Expert consulting and managed services to help complex organisations to work flatter, faster and more dynamically.

      With the help of our trusted partners:


      Solutions Home




        BDQ Originals



          Other products








              Whether it's our own Atlassian Marketplace apps or the apps that we provide a value-added-reseller service for, you can trust BDQ for the best support, consultancy, training and implementation available.


              Products Home



                • We provide high quality technology training to customers in the UK, EU and US.

                • Our customers range from small companies to multi-nationals. They all want to maximise employee productivity.

                • We listen to what our customers want to achieve, and take this into account when delivering the courses.

                home-icon-300x300Training Home →


                  From webinar recordings to whitepapers, case studies to blog posts.
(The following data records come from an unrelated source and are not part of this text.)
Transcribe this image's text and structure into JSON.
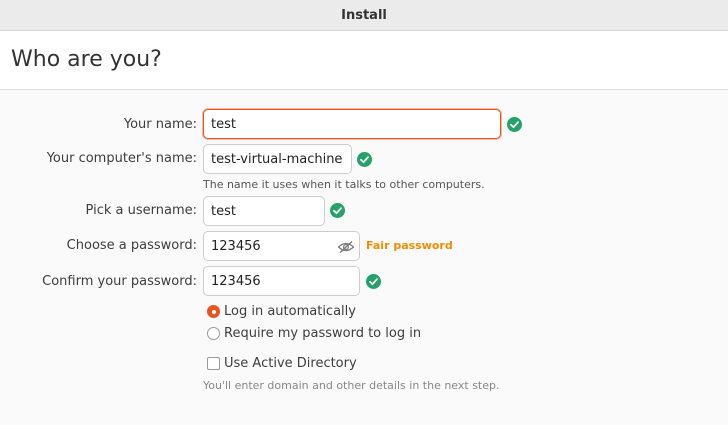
{
  "window": {
    "title": "Install"
  },
  "page": {
    "heading": "Who are you?"
  },
  "form": {
    "name": {
      "label": "Your name:",
      "value": "test",
      "valid": true
    },
    "computer_name": {
      "label": "Your computer's name:",
      "value": "test-virtual-machine",
      "hint": "The name it uses when it talks to other computers.",
      "valid": true
    },
    "username": {
      "label": "Pick a username:",
      "value": "test",
      "valid": true
    },
    "password": {
      "label": "Choose a password:",
      "value": "123456",
      "strength": "Fair password",
      "visibility_icon": "eye-slash-icon"
    },
    "confirm_password": {
      "label": "Confirm your password:",
      "value": "123456",
      "valid": true
    },
    "login_options": [
      {
        "label": "Log in automatically",
        "selected": true
      },
      {
        "label": "Require my password to log in",
        "selected": false
      }
    ],
    "active_directory": {
      "label": "Use Active Directory",
      "checked": false,
      "hint": "You'll enter domain and other details in the next step."
    }
  },
  "colors": {
    "accent": "#E95420",
    "valid": "#26A269",
    "warning": "#F08C00"
  }
}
Help yourself to our free content that will hopefully inform and inspire.

                  Resources Home →
                    2 min read

                    Where to get started when implementing DevOps

                    Featured Image

                    https://smartbear.com/test-management/zephyr/In this guest blog Sanjay Zalavadia, VP of Client Services at Zephyr, shares 3 great tips for how to start when implementing DevOps.

                    The barriers that once existed between teams under waterfall processes have been effectively mitigated with the rise of agile software development and its subsets. DevOps is one offshoot in particular that brings together development and operations groups to collaborate and push out deliverables quickly. However, getting DevOps to work is much easier said than done. Let's take a look at where your team should start when implementing DevOps:

                    1. Start small

                    Much like agile development process, you don't want to go in all at once. It will be critical for your teams to get used to the initiative in order to support it effectively. To start with, select a single application and apply DevOps principles to the QA management, testing and development of that project. The Software Engineering Institute at Carnegie Mellon University noted that it's important to identify any inefficiencies or risks that exist, and to gear plans and DevOps metrics to fix these issues. This initial phase will pay off in the end with insights to help bolster DevOps.

                    2. Establish a blended team culture

                    This is going to be one of the biggest ongoing challenges for DevOps efforts. Traditionally, developers and operations professionals didn't get along, so putting them together is likely to generate some animosity at first. However, this can be changed with a strong vision. Creating objectives aligned with the business's needs will give DevOps members common goals to unite under. Datical noted that once this is established, organizations should also create a sense of ownership. The blended team will not only be held accountable for the creation and operation of services, but they will also have shared responsibility for the success or failure of a project.

                    3. Emphasize quick feedback

                    Traditionally, waterfall feedback loops were long and complex and often distorted the messages between parties. Any necessary changes might not have been communicated until it was too late, and this often left users unsatisfied with the app. However, the combined culture established by DevOps ensures that feedback reaches all members and that teams are more involved. In an interview with ComputerWeekly, Esure CIO Mark Foulsham noted that DevOps is a perfect environment for responding quickly to adjustments and ensuring that needs are being met at every turn.

                    "Foulsham says the DevOps team work from a constantly changing backlog list, where different projects are pushed up and down the schedule in response to rapidly changing business requirements," ComputerWeekly stated. "The aim, unsurprisingly, is true agility, where developers and users are comfortable with change as a new constant."

                    Teams can also get quick feedback from the integrated and continuous testing efforts. These practices keep a constant monitor on requirements coverage, and ensure that any slight changes are thoroughly evaluated before release. Using agile test management tools, DevOps members can easily collaborate across projects and track overall progress. These solutions also provide a way to assign and maintain test cases, report bugs and deliver notifications in real time. DevOps is a tricky practice to pursue, but it can be made easier with the right tools.